What the task requires
Return each line of the data below that contains the string "parágrafo".
BEGIN Data listing
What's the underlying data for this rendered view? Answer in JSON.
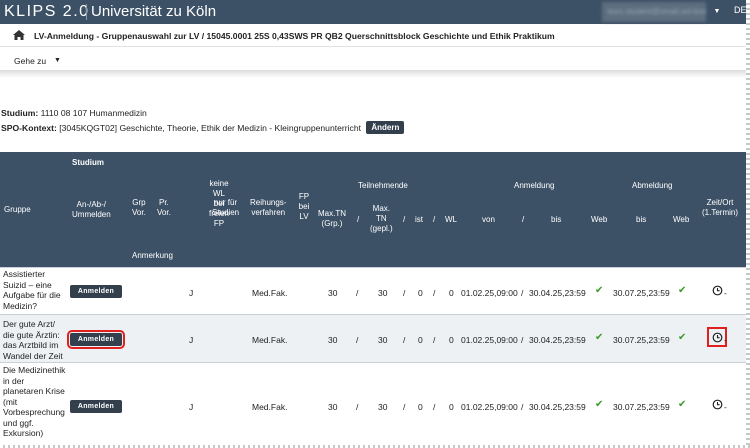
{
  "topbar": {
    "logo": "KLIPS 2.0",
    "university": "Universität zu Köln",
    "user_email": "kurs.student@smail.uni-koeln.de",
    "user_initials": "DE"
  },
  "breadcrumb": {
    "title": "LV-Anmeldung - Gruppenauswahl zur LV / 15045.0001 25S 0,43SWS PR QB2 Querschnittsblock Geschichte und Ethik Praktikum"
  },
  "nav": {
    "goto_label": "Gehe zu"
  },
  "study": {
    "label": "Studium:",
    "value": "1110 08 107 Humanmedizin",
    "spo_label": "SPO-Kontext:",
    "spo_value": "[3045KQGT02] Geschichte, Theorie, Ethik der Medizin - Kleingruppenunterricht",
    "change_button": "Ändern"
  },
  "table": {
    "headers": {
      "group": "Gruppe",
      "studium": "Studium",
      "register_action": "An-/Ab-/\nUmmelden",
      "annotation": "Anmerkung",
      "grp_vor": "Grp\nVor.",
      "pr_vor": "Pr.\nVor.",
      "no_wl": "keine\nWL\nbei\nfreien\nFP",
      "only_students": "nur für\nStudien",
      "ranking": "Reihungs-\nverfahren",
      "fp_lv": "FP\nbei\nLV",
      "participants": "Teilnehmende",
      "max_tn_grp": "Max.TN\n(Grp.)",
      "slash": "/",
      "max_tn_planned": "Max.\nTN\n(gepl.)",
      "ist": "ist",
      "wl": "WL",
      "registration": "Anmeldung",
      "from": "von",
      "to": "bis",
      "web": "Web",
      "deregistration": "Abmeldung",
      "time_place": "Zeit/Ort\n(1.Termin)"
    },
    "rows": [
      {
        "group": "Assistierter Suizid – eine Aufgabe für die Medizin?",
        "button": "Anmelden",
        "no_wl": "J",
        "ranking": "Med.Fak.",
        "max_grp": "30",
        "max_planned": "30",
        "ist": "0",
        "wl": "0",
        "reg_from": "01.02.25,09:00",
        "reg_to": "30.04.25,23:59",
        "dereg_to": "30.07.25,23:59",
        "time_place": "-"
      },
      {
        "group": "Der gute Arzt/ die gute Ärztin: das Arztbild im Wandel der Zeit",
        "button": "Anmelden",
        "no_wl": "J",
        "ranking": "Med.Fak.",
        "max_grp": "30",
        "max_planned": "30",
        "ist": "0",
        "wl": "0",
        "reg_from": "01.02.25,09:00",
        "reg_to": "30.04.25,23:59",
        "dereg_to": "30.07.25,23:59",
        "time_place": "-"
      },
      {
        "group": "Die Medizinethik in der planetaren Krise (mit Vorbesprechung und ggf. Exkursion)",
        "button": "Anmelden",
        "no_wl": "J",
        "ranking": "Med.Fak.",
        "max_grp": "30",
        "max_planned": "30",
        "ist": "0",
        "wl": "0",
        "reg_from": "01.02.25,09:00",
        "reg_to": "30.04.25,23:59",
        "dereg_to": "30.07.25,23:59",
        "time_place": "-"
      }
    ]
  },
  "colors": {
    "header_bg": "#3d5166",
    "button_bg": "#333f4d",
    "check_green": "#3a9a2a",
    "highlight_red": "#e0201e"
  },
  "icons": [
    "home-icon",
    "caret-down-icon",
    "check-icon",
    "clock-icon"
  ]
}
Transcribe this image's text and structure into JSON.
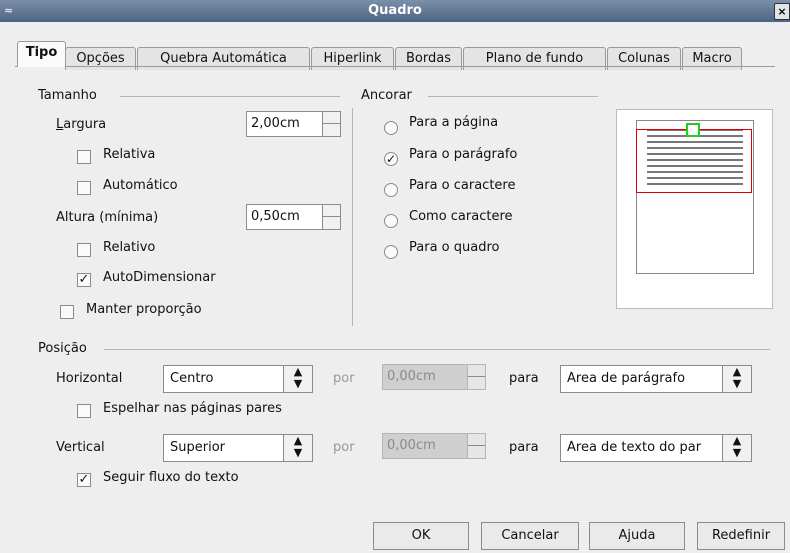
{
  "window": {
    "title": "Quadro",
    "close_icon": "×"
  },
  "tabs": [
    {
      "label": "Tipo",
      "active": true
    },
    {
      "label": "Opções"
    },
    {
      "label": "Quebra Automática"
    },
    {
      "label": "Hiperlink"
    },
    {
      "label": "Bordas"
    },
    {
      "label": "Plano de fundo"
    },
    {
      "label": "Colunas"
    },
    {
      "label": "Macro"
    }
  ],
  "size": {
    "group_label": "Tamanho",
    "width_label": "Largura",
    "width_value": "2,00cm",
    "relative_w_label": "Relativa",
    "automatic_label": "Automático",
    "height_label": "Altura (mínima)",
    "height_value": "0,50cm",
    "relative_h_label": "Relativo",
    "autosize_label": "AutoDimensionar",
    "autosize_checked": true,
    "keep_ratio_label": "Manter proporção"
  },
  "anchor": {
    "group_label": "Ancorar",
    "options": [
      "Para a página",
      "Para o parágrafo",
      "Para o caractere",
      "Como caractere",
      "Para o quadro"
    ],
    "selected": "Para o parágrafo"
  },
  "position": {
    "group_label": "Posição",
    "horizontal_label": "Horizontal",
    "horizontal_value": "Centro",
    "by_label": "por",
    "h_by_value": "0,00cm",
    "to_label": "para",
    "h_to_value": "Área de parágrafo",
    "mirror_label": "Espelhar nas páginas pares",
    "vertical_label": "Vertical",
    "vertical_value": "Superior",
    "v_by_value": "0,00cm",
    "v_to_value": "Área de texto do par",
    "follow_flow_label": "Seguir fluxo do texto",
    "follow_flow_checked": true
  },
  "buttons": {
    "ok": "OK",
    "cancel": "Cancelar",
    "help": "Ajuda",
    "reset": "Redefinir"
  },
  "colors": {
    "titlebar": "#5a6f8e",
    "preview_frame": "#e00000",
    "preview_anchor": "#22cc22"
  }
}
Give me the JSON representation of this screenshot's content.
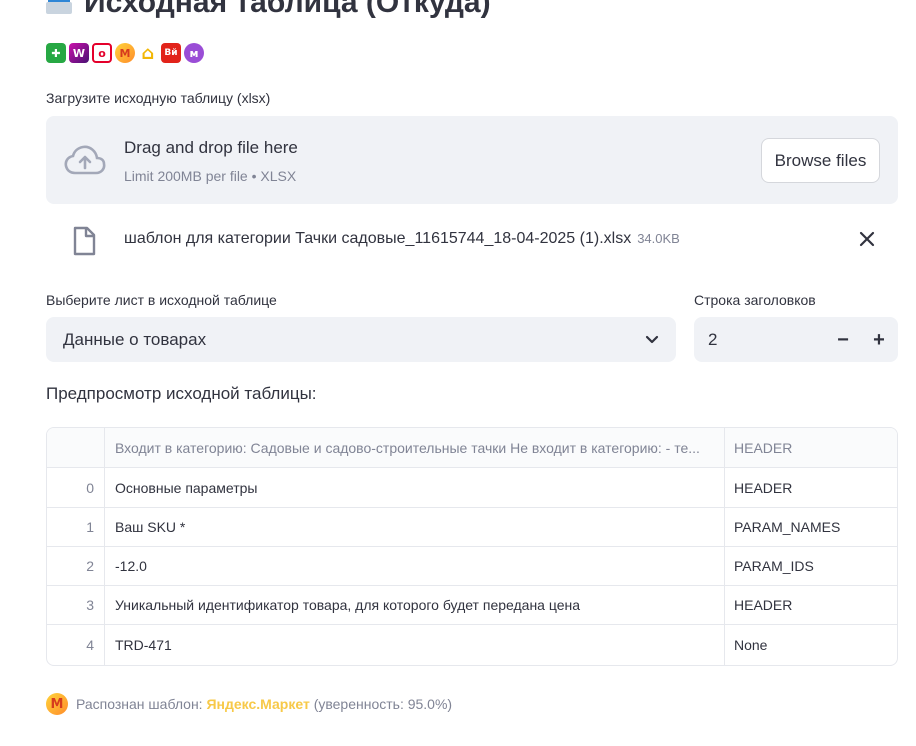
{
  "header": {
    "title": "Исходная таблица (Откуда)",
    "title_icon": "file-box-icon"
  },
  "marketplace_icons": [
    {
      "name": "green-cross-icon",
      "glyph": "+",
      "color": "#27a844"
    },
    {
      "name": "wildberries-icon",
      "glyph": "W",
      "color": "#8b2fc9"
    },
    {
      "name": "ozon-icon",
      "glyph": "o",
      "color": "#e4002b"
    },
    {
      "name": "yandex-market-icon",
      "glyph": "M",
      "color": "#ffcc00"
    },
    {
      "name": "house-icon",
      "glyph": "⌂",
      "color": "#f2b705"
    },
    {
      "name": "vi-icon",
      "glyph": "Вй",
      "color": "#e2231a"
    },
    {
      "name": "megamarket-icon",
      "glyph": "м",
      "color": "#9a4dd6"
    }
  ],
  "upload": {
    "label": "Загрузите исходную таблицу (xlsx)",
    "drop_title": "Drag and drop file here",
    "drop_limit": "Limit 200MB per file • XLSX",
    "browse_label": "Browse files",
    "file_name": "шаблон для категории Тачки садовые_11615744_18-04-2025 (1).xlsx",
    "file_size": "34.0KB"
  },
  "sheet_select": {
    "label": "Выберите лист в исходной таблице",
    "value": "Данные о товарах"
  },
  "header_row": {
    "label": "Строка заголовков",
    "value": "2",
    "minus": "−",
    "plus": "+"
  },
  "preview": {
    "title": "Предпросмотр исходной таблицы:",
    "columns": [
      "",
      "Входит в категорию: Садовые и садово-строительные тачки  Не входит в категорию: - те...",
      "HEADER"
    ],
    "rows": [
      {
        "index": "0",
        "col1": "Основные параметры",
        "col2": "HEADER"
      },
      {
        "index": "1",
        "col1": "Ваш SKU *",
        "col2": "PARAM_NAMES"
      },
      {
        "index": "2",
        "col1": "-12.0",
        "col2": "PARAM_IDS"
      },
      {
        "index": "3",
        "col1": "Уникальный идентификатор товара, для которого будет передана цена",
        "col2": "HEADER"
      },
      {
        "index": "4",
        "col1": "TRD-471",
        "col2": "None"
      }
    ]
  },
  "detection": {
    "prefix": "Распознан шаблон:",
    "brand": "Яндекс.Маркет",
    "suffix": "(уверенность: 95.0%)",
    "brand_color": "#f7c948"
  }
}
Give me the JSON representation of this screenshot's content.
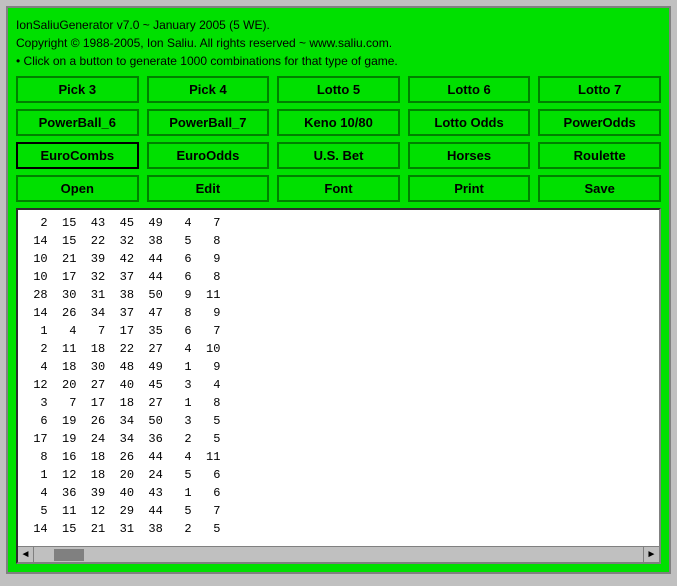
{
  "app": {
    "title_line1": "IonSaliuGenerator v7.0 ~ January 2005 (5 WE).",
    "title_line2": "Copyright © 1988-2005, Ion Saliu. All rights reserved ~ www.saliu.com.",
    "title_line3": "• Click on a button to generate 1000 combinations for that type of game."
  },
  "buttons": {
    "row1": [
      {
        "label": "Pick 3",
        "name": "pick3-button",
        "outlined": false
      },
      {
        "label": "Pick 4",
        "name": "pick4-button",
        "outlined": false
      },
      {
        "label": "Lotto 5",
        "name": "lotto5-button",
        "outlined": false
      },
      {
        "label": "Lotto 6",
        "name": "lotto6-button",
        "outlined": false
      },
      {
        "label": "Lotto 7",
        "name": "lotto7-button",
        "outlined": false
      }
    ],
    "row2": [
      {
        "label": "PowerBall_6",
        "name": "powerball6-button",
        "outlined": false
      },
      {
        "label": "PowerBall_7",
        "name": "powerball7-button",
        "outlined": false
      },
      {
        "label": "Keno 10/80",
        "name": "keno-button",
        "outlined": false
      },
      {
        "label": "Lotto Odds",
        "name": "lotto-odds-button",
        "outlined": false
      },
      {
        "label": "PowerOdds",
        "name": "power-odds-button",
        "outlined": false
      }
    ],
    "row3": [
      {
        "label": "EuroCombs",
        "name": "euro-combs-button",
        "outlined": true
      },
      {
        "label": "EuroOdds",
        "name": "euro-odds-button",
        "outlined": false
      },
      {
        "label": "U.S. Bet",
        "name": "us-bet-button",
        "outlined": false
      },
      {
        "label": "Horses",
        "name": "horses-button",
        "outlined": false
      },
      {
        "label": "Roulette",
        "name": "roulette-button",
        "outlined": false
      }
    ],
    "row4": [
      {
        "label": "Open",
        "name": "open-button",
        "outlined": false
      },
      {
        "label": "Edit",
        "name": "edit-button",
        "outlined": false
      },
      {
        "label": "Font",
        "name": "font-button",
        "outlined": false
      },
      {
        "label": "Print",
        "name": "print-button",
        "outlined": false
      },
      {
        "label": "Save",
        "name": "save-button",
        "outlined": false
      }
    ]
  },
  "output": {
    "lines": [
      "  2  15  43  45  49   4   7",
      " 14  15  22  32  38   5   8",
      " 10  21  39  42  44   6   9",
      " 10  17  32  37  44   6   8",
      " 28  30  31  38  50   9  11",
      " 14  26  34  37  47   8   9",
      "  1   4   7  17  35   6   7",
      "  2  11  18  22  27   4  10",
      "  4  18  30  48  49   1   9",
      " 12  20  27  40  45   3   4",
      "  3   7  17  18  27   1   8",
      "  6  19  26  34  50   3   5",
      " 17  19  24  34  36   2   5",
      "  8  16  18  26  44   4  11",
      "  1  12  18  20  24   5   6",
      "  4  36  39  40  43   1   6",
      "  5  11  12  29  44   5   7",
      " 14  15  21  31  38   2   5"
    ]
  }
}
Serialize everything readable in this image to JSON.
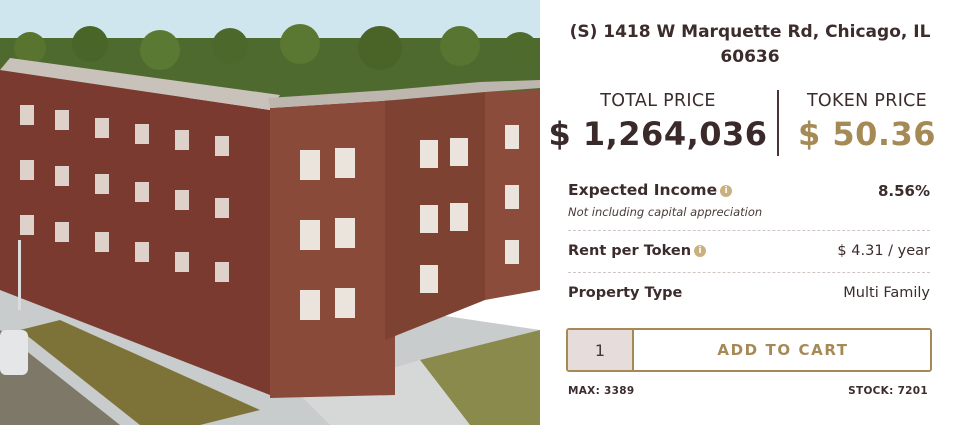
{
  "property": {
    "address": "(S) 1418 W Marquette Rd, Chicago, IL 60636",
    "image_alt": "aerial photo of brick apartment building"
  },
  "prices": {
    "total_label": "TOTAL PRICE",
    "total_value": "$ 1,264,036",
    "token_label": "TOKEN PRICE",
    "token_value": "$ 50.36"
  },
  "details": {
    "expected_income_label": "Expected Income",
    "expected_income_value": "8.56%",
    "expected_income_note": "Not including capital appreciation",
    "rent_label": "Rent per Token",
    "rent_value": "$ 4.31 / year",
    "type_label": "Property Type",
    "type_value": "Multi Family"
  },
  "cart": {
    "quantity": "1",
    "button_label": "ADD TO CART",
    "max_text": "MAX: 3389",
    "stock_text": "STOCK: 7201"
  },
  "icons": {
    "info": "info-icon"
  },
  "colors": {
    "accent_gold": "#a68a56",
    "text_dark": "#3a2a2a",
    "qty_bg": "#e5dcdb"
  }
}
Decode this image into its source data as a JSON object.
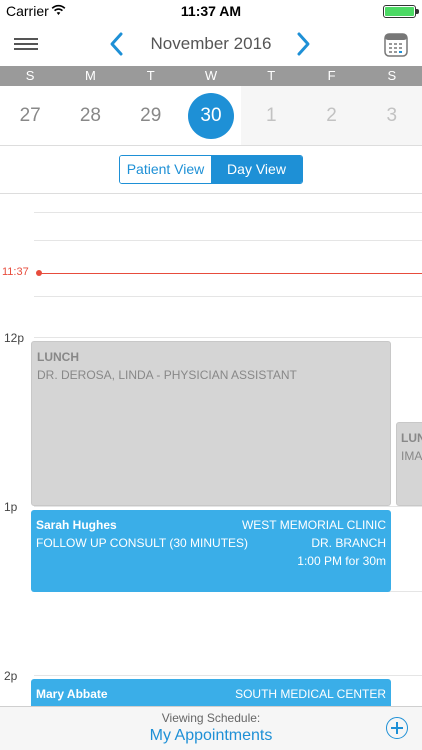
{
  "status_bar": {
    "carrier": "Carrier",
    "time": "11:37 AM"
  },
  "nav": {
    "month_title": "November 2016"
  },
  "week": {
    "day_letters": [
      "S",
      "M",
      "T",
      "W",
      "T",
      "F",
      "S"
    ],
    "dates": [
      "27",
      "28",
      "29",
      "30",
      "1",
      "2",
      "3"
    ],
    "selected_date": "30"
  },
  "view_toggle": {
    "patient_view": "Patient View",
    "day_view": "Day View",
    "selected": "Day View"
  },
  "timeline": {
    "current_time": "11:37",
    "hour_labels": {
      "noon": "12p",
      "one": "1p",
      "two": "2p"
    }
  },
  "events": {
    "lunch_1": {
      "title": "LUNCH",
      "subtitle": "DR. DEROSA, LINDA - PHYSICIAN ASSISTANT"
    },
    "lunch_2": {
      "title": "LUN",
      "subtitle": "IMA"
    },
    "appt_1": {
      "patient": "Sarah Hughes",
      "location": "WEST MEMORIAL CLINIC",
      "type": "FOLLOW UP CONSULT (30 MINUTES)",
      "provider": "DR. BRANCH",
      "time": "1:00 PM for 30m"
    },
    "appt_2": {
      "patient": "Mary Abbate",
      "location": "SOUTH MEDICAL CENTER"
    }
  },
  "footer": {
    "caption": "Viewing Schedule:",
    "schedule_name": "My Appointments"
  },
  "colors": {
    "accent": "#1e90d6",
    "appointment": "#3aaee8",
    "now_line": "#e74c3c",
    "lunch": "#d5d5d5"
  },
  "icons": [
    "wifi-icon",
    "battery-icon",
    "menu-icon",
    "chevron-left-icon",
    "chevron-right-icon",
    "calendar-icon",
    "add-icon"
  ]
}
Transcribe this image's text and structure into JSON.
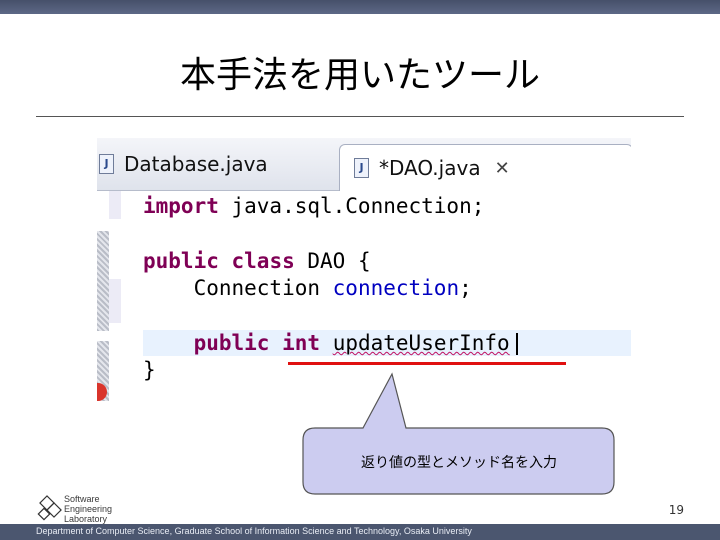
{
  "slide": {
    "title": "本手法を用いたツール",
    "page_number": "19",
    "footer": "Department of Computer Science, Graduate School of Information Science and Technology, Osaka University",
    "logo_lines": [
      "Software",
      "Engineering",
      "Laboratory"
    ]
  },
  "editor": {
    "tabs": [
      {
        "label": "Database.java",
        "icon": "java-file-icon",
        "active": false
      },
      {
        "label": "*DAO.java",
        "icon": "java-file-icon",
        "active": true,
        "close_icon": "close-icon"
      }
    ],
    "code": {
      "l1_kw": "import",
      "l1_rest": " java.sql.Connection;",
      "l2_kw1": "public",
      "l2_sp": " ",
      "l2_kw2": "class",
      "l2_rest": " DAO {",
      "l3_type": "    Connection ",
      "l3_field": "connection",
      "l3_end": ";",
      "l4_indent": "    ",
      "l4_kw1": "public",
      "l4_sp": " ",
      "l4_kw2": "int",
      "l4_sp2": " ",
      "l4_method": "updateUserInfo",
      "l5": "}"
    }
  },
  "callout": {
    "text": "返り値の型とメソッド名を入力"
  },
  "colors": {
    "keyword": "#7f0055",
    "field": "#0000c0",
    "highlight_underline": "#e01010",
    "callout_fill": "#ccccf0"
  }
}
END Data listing
Your response
      "Para o parágrafo",
    "selected": "Para o parágrafo"
    "h_to_value": "Área de parágrafo",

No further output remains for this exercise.